Let's consider the Cube-Root of 1000. For example, adults solve that the with numerous abstract calculation and demonstrations (source cube-root-of-1000).


Whereas a 5-year-old kids finds the result of 10 easily via gaming and concret manipulations : They feel and understand that the answer is 10, because it is precisely the number of beads that touches a table.


Factovia Education 25-seconds video : Kid learning Cube-root of 1000 the Montessori way

And what if the Smart Factory topic could be as easy ?


Let us consider the philosophy of the Raspberry PI. It aims to democratize the usage of computers by miniaturing and lowering the price. Yet it is a fully functional computer with a lot more use cases than regular PCs. Besides, by Open Sourcing it, knowledge is spread largely worldwide, providing benefits to kids, adults and industries.
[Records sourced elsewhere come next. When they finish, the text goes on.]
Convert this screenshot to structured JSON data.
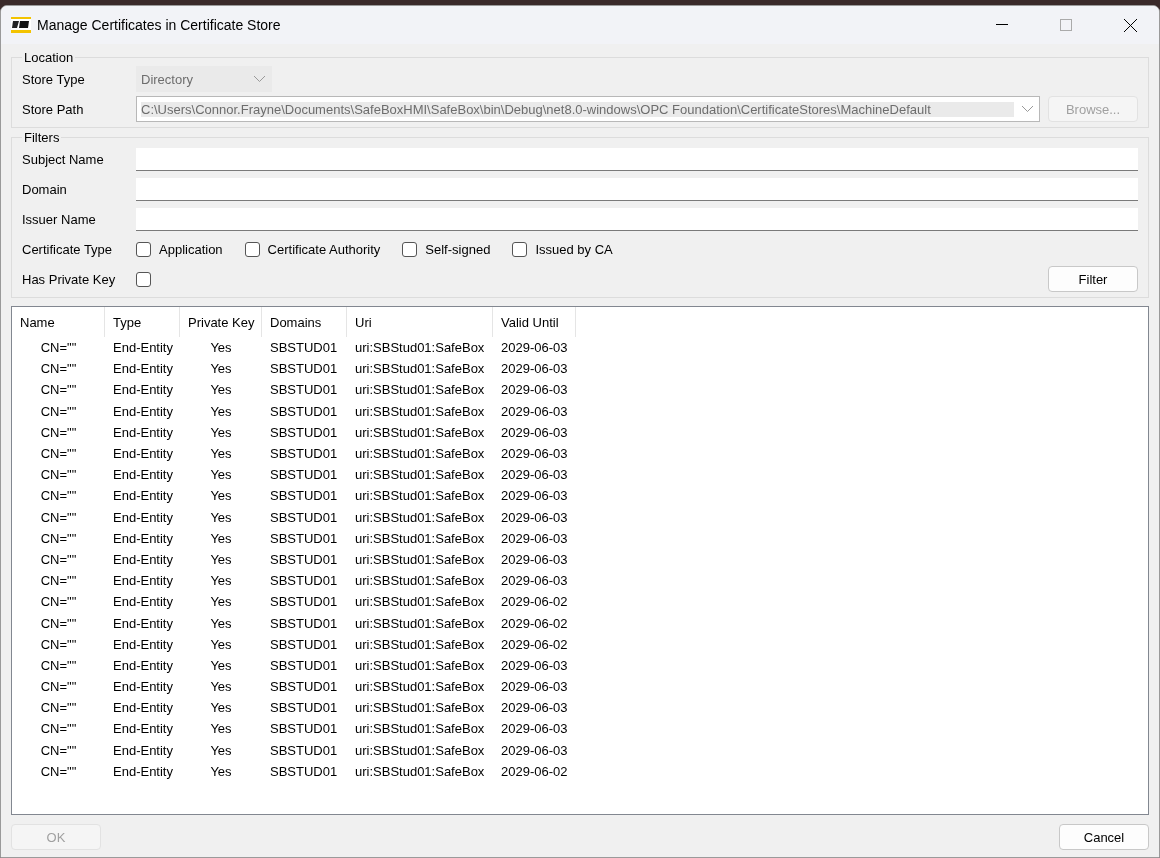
{
  "window": {
    "title": "Manage Certificates in Certificate Store"
  },
  "location": {
    "title": "Location",
    "store_type": {
      "label": "Store Type",
      "value": "Directory"
    },
    "store_path": {
      "label": "Store Path",
      "value": "C:\\Users\\Connor.Frayne\\Documents\\SafeBoxHMI\\SafeBox\\bin\\Debug\\net8.0-windows\\OPC Foundation\\CertificateStores\\MachineDefault"
    },
    "browse_button": {
      "label": "Browse...",
      "disabled": true
    }
  },
  "filters": {
    "title": "Filters",
    "fields": [
      {
        "label": "Subject Name"
      },
      {
        "label": "Domain"
      },
      {
        "label": "Issuer Name"
      }
    ],
    "certificate_type": {
      "label": "Certificate Type",
      "options": [
        {
          "label": "Application",
          "checked": false
        },
        {
          "label": "Certificate Authority",
          "checked": false
        },
        {
          "label": "Self-signed",
          "checked": false
        },
        {
          "label": "Issued by CA",
          "checked": false
        }
      ]
    },
    "private_key": {
      "label": "Has Private Key",
      "checked": false
    },
    "filter_button": "Filter"
  },
  "table": {
    "columns": [
      "Name",
      "Type",
      "Private Key",
      "Domains",
      "Uri",
      "Valid Until"
    ],
    "rows": [
      [
        "CN=\"\"",
        "End-Entity",
        "Yes",
        "SBSTUD01",
        "uri:SBStud01:SafeBox",
        "2029-06-03"
      ],
      [
        "CN=\"\"",
        "End-Entity",
        "Yes",
        "SBSTUD01",
        "uri:SBStud01:SafeBox",
        "2029-06-03"
      ],
      [
        "CN=\"\"",
        "End-Entity",
        "Yes",
        "SBSTUD01",
        "uri:SBStud01:SafeBox",
        "2029-06-03"
      ],
      [
        "CN=\"\"",
        "End-Entity",
        "Yes",
        "SBSTUD01",
        "uri:SBStud01:SafeBox",
        "2029-06-03"
      ],
      [
        "CN=\"\"",
        "End-Entity",
        "Yes",
        "SBSTUD01",
        "uri:SBStud01:SafeBox",
        "2029-06-03"
      ],
      [
        "CN=\"\"",
        "End-Entity",
        "Yes",
        "SBSTUD01",
        "uri:SBStud01:SafeBox",
        "2029-06-03"
      ],
      [
        "CN=\"\"",
        "End-Entity",
        "Yes",
        "SBSTUD01",
        "uri:SBStud01:SafeBox",
        "2029-06-03"
      ],
      [
        "CN=\"\"",
        "End-Entity",
        "Yes",
        "SBSTUD01",
        "uri:SBStud01:SafeBox",
        "2029-06-03"
      ],
      [
        "CN=\"\"",
        "End-Entity",
        "Yes",
        "SBSTUD01",
        "uri:SBStud01:SafeBox",
        "2029-06-03"
      ],
      [
        "CN=\"\"",
        "End-Entity",
        "Yes",
        "SBSTUD01",
        "uri:SBStud01:SafeBox",
        "2029-06-03"
      ],
      [
        "CN=\"\"",
        "End-Entity",
        "Yes",
        "SBSTUD01",
        "uri:SBStud01:SafeBox",
        "2029-06-03"
      ],
      [
        "CN=\"\"",
        "End-Entity",
        "Yes",
        "SBSTUD01",
        "uri:SBStud01:SafeBox",
        "2029-06-03"
      ],
      [
        "CN=\"\"",
        "End-Entity",
        "Yes",
        "SBSTUD01",
        "uri:SBStud01:SafeBox",
        "2029-06-02"
      ],
      [
        "CN=\"\"",
        "End-Entity",
        "Yes",
        "SBSTUD01",
        "uri:SBStud01:SafeBox",
        "2029-06-02"
      ],
      [
        "CN=\"\"",
        "End-Entity",
        "Yes",
        "SBSTUD01",
        "uri:SBStud01:SafeBox",
        "2029-06-02"
      ],
      [
        "CN=\"\"",
        "End-Entity",
        "Yes",
        "SBSTUD01",
        "uri:SBStud01:SafeBox",
        "2029-06-03"
      ],
      [
        "CN=\"\"",
        "End-Entity",
        "Yes",
        "SBSTUD01",
        "uri:SBStud01:SafeBox",
        "2029-06-03"
      ],
      [
        "CN=\"\"",
        "End-Entity",
        "Yes",
        "SBSTUD01",
        "uri:SBStud01:SafeBox",
        "2029-06-03"
      ],
      [
        "CN=\"\"",
        "End-Entity",
        "Yes",
        "SBSTUD01",
        "uri:SBStud01:SafeBox",
        "2029-06-03"
      ],
      [
        "CN=\"\"",
        "End-Entity",
        "Yes",
        "SBSTUD01",
        "uri:SBStud01:SafeBox",
        "2029-06-03"
      ],
      [
        "CN=\"\"",
        "End-Entity",
        "Yes",
        "SBSTUD01",
        "uri:SBStud01:SafeBox",
        "2029-06-02"
      ]
    ]
  },
  "buttons": [
    {
      "label": "OK",
      "disabled": true
    },
    {
      "label": "Cancel",
      "disabled": false
    }
  ]
}
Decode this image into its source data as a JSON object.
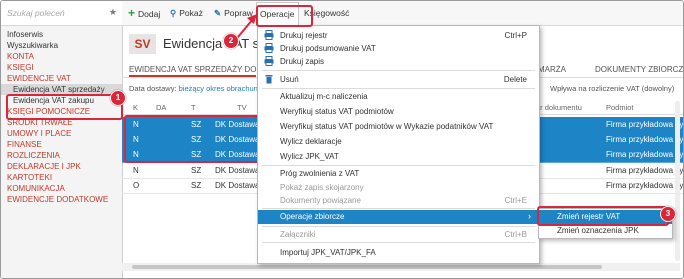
{
  "sidebar": {
    "search_placeholder": "Szukaj poleceń",
    "items": [
      {
        "label": "Infoserwis"
      },
      {
        "label": "Wyszukiwarka"
      },
      {
        "label": "KONTA"
      },
      {
        "label": "KSIĘGI"
      },
      {
        "label": "EWIDENCJE VAT"
      },
      {
        "label": "Ewidencja VAT sprzedaży"
      },
      {
        "label": "Ewidencja VAT zakupu"
      },
      {
        "label": "KSIĘGI POMOCNICZE"
      },
      {
        "label": "ŚRODKI TRWAŁE"
      },
      {
        "label": "UMOWY I PLACE"
      },
      {
        "label": "FINANSE"
      },
      {
        "label": "ROZLICZENIA"
      },
      {
        "label": "DEKLARACJE I JPK"
      },
      {
        "label": "KARTOTEKI"
      },
      {
        "label": "KOMUNIKACJA"
      },
      {
        "label": "EWIDENCJE DODATKOWE"
      }
    ]
  },
  "toolbar": {
    "dodaj": "Dodaj",
    "pokaz": "Pokaż",
    "popraw": "Popraw",
    "operacje": "Operacje",
    "ksiegowosc": "Księgowość"
  },
  "header": {
    "badge": "SV",
    "title": "Ewidencja VAT sprzedaży"
  },
  "tabs": {
    "first": "EWIDENCJA VAT SPRZEDAŻY DO",
    "marza": "MARŻA",
    "dokumenty": "DOKUMENTY ZBIORCZE"
  },
  "filter": {
    "prefix": "Data dostawy:",
    "link": "bieżący okres obrachunk",
    "right": "Wpływa na rozliczenie VAT (dowolny)"
  },
  "table": {
    "headers": {
      "k": "K",
      "da": "DA",
      "t": "T",
      "tv": "TV",
      "numer": "er dokumentu",
      "podmiot": "Podmiot"
    },
    "rows": [
      {
        "k": "N",
        "t": "SZ",
        "tv": "DK Dostawa",
        "podmiot": "Firma przykładowa sy..."
      },
      {
        "k": "N",
        "t": "SZ",
        "tv": "DK Dostawa",
        "podmiot": "Firma przykładowa sy..."
      },
      {
        "k": "N",
        "t": "SZ",
        "tv": "DK Dostawa",
        "podmiot": "Firma przykładowa sy..."
      },
      {
        "k": "N",
        "t": "SZ",
        "tv": "DK Dostawa",
        "podmiot": "Firma przykładowa sy..."
      },
      {
        "k": "O",
        "t": "SZ",
        "tv": "DK Dostawa",
        "podmiot": "Firma przykładowa sy..."
      }
    ]
  },
  "menu": {
    "drukuj_rejestr": "Drukuj rejestr",
    "drukuj_rejestr_sc": "Ctrl+P",
    "drukuj_podsumowanie": "Drukuj podsumowanie VAT",
    "drukuj_zapis": "Drukuj zapis",
    "usun": "Usuń",
    "usun_sc": "Delete",
    "aktualizuj": "Aktualizuj m-c naliczenia",
    "weryfikuj": "Weryfikuj status VAT podmiotów",
    "weryfikuj_wykaz": "Weryfikuj status VAT podmiotów w Wykazie podatników VAT",
    "wylicz_deklaracje": "Wylicz deklaracje",
    "wylicz_jpk": "Wylicz JPK_VAT",
    "prog": "Próg zwolnienia z VAT",
    "pokaz_zapis": "Pokaż zapis skojarzony",
    "dok_powiazane": "Dokumenty powiązane",
    "dok_powiazane_sc": "Ctrl+E",
    "operacje_zbiorcze": "Operacje zbiorcze",
    "zalaczniki": "Załączniki",
    "zalaczniki_sc": "Ctrl+B",
    "importuj": "Importuj JPK_VAT/JPK_FA"
  },
  "submenu": {
    "zmien_rejestr": "Zmień rejestr VAT",
    "zmien_oznaczenia": "Zmień oznaczenia JPK"
  },
  "annotations": {
    "one": "1",
    "two": "2",
    "three": "3"
  },
  "colors": {
    "accent_red": "#c0392b",
    "selection_blue": "#1d84c6",
    "annotation_red": "#d9263b"
  }
}
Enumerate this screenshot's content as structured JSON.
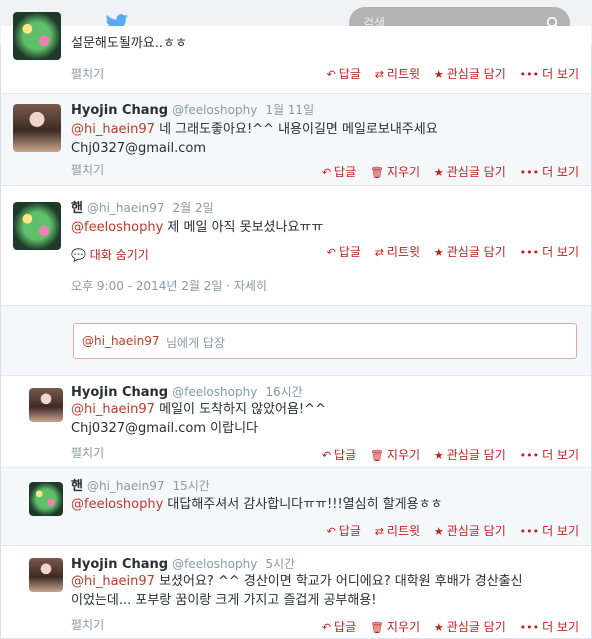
{
  "search": {
    "placeholder": "검색"
  },
  "colors": {
    "accent": "#c41e1e",
    "mention": "#c0392b",
    "twitter_blue": "#55acee"
  },
  "actions": {
    "reply": "답글",
    "retweet": "리트윗",
    "delete": "지우기",
    "favorite": "관심글 담기",
    "more": "더 보기"
  },
  "expand_label": "펼치기",
  "tweets": [
    {
      "text_line1": "설문해도될까요..ㅎㅎ"
    },
    {
      "name": "Hyojin Chang",
      "handle": "@feeloshophy",
      "time": "1월 11일",
      "mention": "@hi_haein97",
      "text_line1": " 네 그래도좋아요!^^ 내용이길면 메일로보내주세요",
      "text_line2": "Chj0327@gmail.com"
    },
    {
      "name": "핸",
      "handle": "@hi_haein97",
      "time": "2월 2일",
      "mention": "@feeloshophy",
      "text_line1": " 제 메일 아직 못보셨나요ㅠㅠ",
      "hide_conversation": "대화 숨기기",
      "timestamp_detail": "오후 9:00 - 2014년 2월 2일",
      "detail_link": "자세히"
    },
    {
      "name": "Hyojin Chang",
      "handle": "@feeloshophy",
      "time": "16시간",
      "mention": "@hi_haein97",
      "text_line1": " 메일이 도착하지 않았어욤!^^",
      "text_line2": "Chj0327@gmail.com 이랍니다"
    },
    {
      "name": "핸",
      "handle": "@hi_haein97",
      "time": "15시간",
      "mention": "@feeloshophy",
      "text_line1": " 대답해주셔서 감사합니다ㅠㅠ!!!열심히 할게용ㅎㅎ"
    },
    {
      "name": "Hyojin Chang",
      "handle": "@feeloshophy",
      "time": "5시간",
      "mention": "@hi_haein97",
      "text_line1": " 보셨어요? ^^ 경산이면 학교가 어디에요? 대학원 후배가 경산출신",
      "text_line2": "이었는데... 포부랑 꿈이랑 크게 가지고 즐겁게 공부해용!"
    }
  ],
  "reply_box": {
    "mention": "@hi_haein97",
    "rest": "님에게 답장"
  }
}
This is exactly the aim of FactoVia One : it is a combination of hardware, software and new kind of user experience to widespread Industry 4.0.

It is based on :

  • Three pedagogical pillars :
    • Teacher and researcher
    • Escape game designer
    • And psychologists specialized in User Experience in industry
  • One industrial requirement : have a true and working mini-factory, accredited by leading industries such as Hewlett Packard Enterprise, Advantech, B&R ABB group, OPC foundation, Microsoft, …
  • Three type of publics :
    • kids
    • teenagers
    • adults (from operators to C-levels)

Three pillar of Montessori Learning


At FactoVia, we invested a large amount of time and money to create FactoVia One. We had the help of hundreds of people worldwide, from the US to Australia because our product is Open Source. FactoVia One has already been sold and it has already helped students and professionals to grasp Industry 4.0 quickly, thanks to the following true use cases :

  1. Security: Cyber security with brute-force attacks
  2. Savings : Performance monitoring with real-time alerts and real-time actions back to the factory
  3. Agility : Based on no-code we replace a broken robot by another one from another vendor without the need of asking an expert in recoding everything for this new make of robots
  4. Remote Assistance : due to COVID-19, few experts are helping a remote site on the other side of the planet
  5. Maintain a large number of factories : using “Digital Twins” perform updates, real-time monitoring and querying any assets A marketplace offers other use cases ; some of them are free and open sourced ; some of them are closed source and available at a fee.


It is important to remember that the inside of FactoVia One is made of real factory devices, so real industrial equipment could be connected to it, such as a robot arm. Also, the connection to the cloud allows sophisticated real-time use cases.

FactoviaOne Photo 2

The wooden shell has been designed by various specialized architects. And it accommodates real industrial apparatus that uses true industrial protocols such as OPC UA to learn and demonstrate today’s challenges (security, cyberattacks, digital Twins, productivity, …). It interacts bi-directionally with either a public cloud or a private cloud, and optionally it has the ability to connect to any real industrial robot arms or co-bot or AGV or CNC.

(Image credits : Image Kids by White77 from Pixabay)